In summary, we hold that an order sustaining a demurrer to one count of a multi-count accusatory instrument is an appealable order under ORS 138.060(1) because the demurrer "sets aside" that portion of the instrument. We also hold that a motor vehicle driver who intentionally collides with another's vehicle has had an "accident" within the meaning of ORS 483.602.

The decision of the Court of Appeals is affirmed.

NOTES

[1] ORS 164.365 provides:

"(1) A person commits the crime of criminal mischief in the first degree who, with intent to damage property, and having no right to do so nor reasonable ground to believe that the person has such right, damages or destroys property of another:

"* * *

"(3) Criminal mischief in the first degree is a Class C felony." (Emphasis added.)

[2] ORS 163.190 provides:

"(1) A person commits the crime of menacing if by word or conduct he intentionally attempts to place another person in fear of imminent serious physical injury.

"(2) Menacing is a Class A misdemeanor." (Emphasis added.)

[3] ORS 135.630(4) permits a defendant to demur to an accusatory instrument when it appears from the face thereof that the facts stated do not constitute an offense. A demurrer is required to be in writing by ORS 135.610(2), but the state did not object in the trial court to the demurrer being presented orally, and the trial court entertained the demurrer.

[4] The Court of Appeals cited ORS 482.602 as the statute involved. This must be a typographical error. State v. Parker, 70 Or. App. 397, 402, 689 P.2d 1035, 1038 (1984).

[5] The Court of Appeals examined this issue in State v. Thomas, 32 Or. App. 85, 573 P.2d 1259 (1978), reconsidered 34 Or. App. 187, 578 P.2d 452 (1978). There, defendant was charged with driving under the influence of intoxicants and demurred on the ground that the complaint failed to state facts which constituted a crime. The trial court sustained the demurrer, and the state appealed. The Court of Appeals, on reconsideration, held that the order sustaining defendant's demurrer was appealable under ORS 138.060(1) because it "sets aside" the instrument. 34 Or. App. at 190, 578 P.2d at 454. The court concluded "the history of ORS 138.060 indicates a clear intent to broaden the state's right to appeal in criminal cases to include appeals from orders sustaining demurrers to accusatory instruments." 34 Or. App. at 189, 578 P.2d at 453.

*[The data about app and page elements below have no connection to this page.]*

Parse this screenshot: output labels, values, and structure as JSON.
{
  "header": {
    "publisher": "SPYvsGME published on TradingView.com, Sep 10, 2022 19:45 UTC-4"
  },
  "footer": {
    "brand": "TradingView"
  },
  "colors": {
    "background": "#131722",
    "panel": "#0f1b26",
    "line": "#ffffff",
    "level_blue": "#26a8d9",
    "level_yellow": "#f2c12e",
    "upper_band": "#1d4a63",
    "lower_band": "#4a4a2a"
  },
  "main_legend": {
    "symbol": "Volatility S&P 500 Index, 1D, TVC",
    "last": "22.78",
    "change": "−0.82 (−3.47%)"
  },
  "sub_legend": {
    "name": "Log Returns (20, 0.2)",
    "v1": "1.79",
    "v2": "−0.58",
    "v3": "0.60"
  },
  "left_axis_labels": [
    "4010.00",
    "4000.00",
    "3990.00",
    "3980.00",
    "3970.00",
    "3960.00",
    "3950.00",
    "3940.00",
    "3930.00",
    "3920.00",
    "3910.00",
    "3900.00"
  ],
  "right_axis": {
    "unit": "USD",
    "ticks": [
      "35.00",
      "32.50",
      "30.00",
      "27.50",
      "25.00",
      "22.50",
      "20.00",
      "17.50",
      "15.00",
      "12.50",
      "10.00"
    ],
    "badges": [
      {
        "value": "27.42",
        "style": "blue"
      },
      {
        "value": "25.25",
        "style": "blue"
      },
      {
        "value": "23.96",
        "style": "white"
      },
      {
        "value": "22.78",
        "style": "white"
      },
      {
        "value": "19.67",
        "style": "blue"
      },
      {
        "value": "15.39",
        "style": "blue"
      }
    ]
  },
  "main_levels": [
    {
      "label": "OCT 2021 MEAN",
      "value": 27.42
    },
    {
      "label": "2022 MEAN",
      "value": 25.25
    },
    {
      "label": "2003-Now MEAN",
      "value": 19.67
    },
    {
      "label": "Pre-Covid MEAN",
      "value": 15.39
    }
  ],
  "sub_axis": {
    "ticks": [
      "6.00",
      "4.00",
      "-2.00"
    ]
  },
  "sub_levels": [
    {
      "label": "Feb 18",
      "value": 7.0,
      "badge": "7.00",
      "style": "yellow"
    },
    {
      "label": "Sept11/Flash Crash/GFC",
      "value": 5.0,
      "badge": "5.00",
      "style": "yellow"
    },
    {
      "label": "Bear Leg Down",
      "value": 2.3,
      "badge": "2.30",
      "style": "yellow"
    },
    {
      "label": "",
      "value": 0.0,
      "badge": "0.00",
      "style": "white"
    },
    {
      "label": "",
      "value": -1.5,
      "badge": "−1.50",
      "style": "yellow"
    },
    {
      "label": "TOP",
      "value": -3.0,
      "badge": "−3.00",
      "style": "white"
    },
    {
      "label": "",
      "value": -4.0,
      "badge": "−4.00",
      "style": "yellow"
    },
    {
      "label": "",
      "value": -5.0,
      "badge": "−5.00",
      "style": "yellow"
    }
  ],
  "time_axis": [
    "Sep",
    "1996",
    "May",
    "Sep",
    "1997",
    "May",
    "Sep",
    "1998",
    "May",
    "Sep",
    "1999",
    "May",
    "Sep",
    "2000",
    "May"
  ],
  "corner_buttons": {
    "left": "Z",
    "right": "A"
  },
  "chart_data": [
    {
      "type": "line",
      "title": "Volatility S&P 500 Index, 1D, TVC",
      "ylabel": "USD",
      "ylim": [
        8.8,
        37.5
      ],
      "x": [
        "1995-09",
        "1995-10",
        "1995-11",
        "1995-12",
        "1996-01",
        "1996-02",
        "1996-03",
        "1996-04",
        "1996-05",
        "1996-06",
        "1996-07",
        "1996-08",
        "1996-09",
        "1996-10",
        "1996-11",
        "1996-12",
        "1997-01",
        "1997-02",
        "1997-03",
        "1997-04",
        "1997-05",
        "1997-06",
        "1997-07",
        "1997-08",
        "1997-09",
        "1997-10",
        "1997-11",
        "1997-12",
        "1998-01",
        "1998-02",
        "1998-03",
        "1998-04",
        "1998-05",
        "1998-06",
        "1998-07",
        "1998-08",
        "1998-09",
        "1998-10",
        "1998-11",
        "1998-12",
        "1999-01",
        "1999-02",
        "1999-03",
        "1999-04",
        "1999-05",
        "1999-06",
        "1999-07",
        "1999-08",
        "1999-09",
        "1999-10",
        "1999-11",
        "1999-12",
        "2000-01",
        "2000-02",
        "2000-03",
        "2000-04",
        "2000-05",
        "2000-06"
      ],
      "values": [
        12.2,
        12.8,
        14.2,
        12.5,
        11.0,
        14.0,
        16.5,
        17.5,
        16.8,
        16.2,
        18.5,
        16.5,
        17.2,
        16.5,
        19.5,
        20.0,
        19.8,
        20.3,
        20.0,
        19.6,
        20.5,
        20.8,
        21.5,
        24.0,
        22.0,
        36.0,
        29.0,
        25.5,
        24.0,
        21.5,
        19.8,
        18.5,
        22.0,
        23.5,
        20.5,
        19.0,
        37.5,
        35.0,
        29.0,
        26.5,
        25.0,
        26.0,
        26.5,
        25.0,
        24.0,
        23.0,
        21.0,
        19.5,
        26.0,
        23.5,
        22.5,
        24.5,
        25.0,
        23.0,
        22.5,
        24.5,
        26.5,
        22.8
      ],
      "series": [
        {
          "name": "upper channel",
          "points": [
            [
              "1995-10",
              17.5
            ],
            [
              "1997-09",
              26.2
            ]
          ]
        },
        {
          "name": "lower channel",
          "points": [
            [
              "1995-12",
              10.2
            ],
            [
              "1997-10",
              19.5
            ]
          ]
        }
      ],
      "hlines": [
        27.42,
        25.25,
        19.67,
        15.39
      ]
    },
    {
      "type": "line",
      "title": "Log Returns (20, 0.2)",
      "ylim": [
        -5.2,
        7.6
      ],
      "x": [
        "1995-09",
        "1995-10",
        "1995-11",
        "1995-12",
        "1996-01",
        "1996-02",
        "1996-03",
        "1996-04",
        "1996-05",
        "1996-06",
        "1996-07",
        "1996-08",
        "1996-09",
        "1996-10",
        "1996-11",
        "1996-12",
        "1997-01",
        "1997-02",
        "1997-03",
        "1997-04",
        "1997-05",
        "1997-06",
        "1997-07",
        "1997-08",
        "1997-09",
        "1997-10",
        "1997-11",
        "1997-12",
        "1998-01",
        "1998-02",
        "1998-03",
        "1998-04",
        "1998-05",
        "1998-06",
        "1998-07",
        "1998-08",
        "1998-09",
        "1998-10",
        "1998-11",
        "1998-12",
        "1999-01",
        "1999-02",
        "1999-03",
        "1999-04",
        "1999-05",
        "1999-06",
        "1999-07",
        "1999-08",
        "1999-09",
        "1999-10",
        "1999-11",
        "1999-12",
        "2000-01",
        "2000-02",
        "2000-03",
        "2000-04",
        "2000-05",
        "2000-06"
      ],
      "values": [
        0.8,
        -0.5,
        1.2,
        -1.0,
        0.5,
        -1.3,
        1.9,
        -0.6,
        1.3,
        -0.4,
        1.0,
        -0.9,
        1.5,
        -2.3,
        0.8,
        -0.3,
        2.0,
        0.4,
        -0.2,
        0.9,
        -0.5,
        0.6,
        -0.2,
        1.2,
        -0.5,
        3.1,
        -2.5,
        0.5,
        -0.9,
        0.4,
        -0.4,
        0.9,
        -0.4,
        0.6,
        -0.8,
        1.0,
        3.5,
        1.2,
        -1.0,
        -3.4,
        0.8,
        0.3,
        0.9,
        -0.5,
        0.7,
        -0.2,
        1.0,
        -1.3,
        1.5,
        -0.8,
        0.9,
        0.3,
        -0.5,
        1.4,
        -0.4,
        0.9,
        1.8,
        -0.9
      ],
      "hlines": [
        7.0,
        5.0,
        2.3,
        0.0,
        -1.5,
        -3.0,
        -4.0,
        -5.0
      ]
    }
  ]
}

[6] Section 291C-12 is part of Hawaii's statewide Traffic Code. The section "requires the driver of any vehicle involved in an accident resulting in injury to or death of any person to remain at the scene of the accident until he or she has fulfilled the requirement of Hawaii Rev Stat § 291C-14 (1976) to give information and render aid." State v. Liuafi, 1 Haw. App. 625, 641, 623 P.2d 1271, 1281 (1981).

[7] Hawaii Rev Stat § 701-109(1)(c) (1976) provides, in pertinent part:

"(1) When the same conduct of a defendant may establish an element of more than one offense, the defendant may be prosecuted for each offense of which such conduct is an element. He may not, however, be convicted of more than one offense if:

"* * *

"(c) Inconsistent findings of fact are required to establish the commission of the offenses * * *."